### Task brief
Retype each entry verbatim. Do not include the images.

### Information supplied
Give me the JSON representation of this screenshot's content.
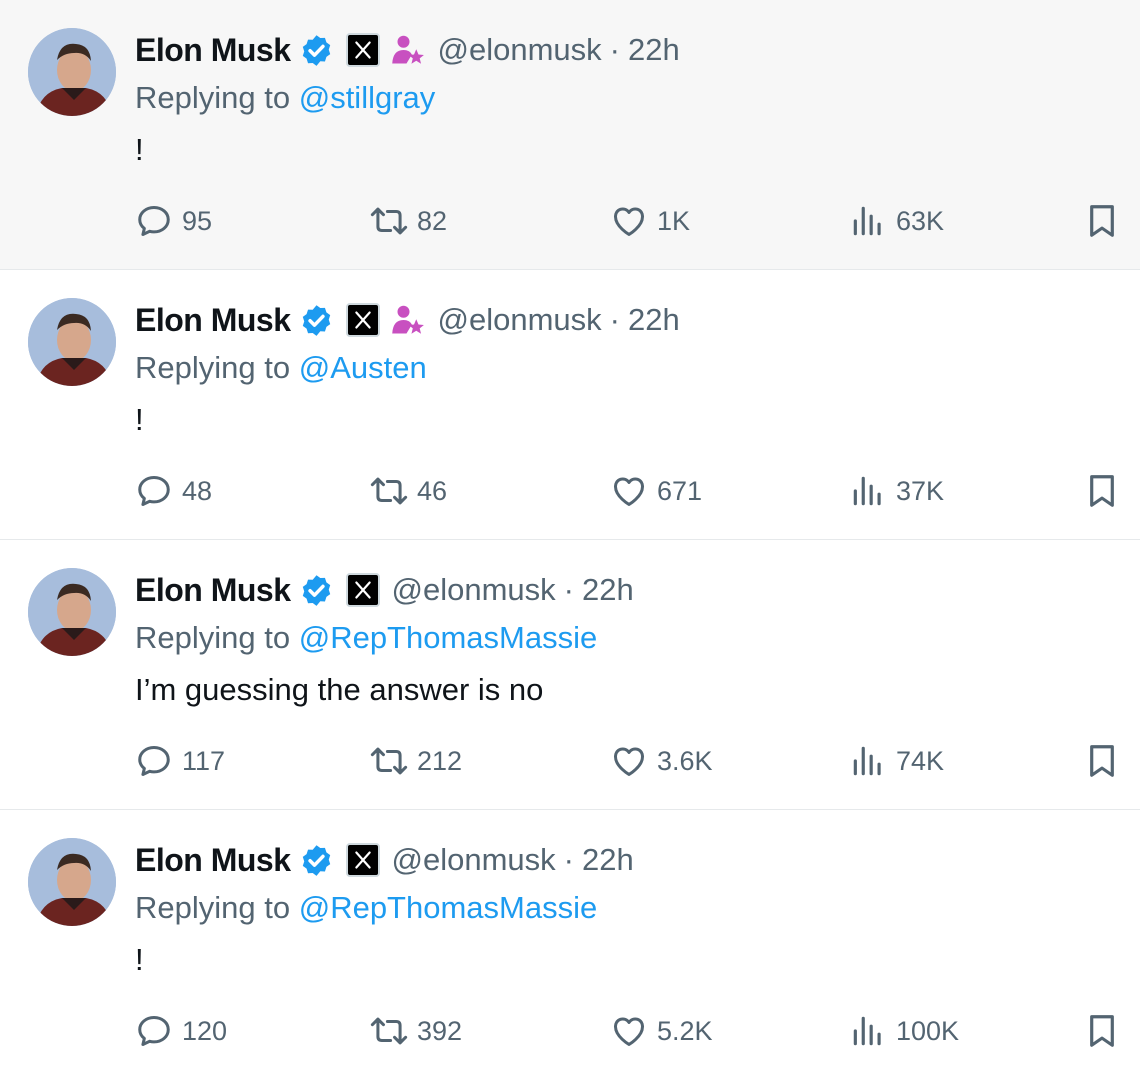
{
  "tweets": [
    {
      "author": {
        "name": "Elon Musk",
        "handle": "@elonmusk"
      },
      "time": "22h",
      "replying_prefix": "Replying to ",
      "replying_to": "@stillgray",
      "text": "!",
      "has_affiliate_badge": true,
      "stats": {
        "replies": "95",
        "reposts": "82",
        "likes": "1K",
        "views": "63K"
      }
    },
    {
      "author": {
        "name": "Elon Musk",
        "handle": "@elonmusk"
      },
      "time": "22h",
      "replying_prefix": "Replying to ",
      "replying_to": "@Austen",
      "text": "!",
      "has_affiliate_badge": true,
      "stats": {
        "replies": "48",
        "reposts": "46",
        "likes": "671",
        "views": "37K"
      }
    },
    {
      "author": {
        "name": "Elon Musk",
        "handle": "@elonmusk"
      },
      "time": "22h",
      "replying_prefix": "Replying to ",
      "replying_to": "@RepThomasMassie",
      "text": "I’m guessing the answer is no",
      "has_affiliate_badge": false,
      "stats": {
        "replies": "117",
        "reposts": "212",
        "likes": "3.6K",
        "views": "74K"
      }
    },
    {
      "author": {
        "name": "Elon Musk",
        "handle": "@elonmusk"
      },
      "time": "22h",
      "replying_prefix": "Replying to ",
      "replying_to": "@RepThomasMassie",
      "text": "!",
      "has_affiliate_badge": false,
      "stats": {
        "replies": "120",
        "reposts": "392",
        "likes": "5.2K",
        "views": "100K"
      }
    }
  ],
  "colors": {
    "accent": "#1d9bf0",
    "secondary_text": "#536471",
    "affiliate": "#c850c0",
    "first_row_bg": "#f7f7f7"
  },
  "icons": [
    "verified-badge-icon",
    "x-logo-icon",
    "affiliate-icon",
    "reply-icon",
    "repost-icon",
    "like-icon",
    "views-icon",
    "bookmark-icon"
  ]
}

### Answer below
Give me the JSON representation of this screenshot's content.
{
  "tweets": [
    {
      "author": {
        "name": "Elon Musk",
        "handle": "@elonmusk"
      },
      "time": "22h",
      "replying_prefix": "Replying to ",
      "replying_to": "@stillgray",
      "text": "!",
      "has_affiliate_badge": true,
      "stats": {
        "replies": "95",
        "reposts": "82",
        "likes": "1K",
        "views": "63K"
      }
    },
    {
      "author": {
        "name": "Elon Musk",
        "handle": "@elonmusk"
      },
      "time": "22h",
      "replying_prefix": "Replying to ",
      "replying_to": "@Austen",
      "text": "!",
      "has_affiliate_badge": true,
      "stats": {
        "replies": "48",
        "reposts": "46",
        "likes": "671",
        "views": "37K"
      }
    },
    {
      "author": {
        "name": "Elon Musk",
        "handle": "@elonmusk"
      },
      "time": "22h",
      "replying_prefix": "Replying to ",
      "replying_to": "@RepThomasMassie",
      "text": "I’m guessing the answer is no",
      "has_affiliate_badge": false,
      "stats": {
        "replies": "117",
        "reposts": "212",
        "likes": "3.6K",
        "views": "74K"
      }
    },
    {
      "author": {
        "name": "Elon Musk",
        "handle": "@elonmusk"
      },
      "time": "22h",
      "replying_prefix": "Replying to ",
      "replying_to": "@RepThomasMassie",
      "text": "!",
      "has_affiliate_badge": false,
      "stats": {
        "replies": "120",
        "reposts": "392",
        "likes": "5.2K",
        "views": "100K"
      }
    }
  ],
  "colors": {
    "accent": "#1d9bf0",
    "secondary_text": "#536471",
    "affiliate": "#c850c0",
    "first_row_bg": "#f7f7f7"
  },
  "icons": [
    "verified-badge-icon",
    "x-logo-icon",
    "affiliate-icon",
    "reply-icon",
    "repost-icon",
    "like-icon",
    "views-icon",
    "bookmark-icon"
  ]
}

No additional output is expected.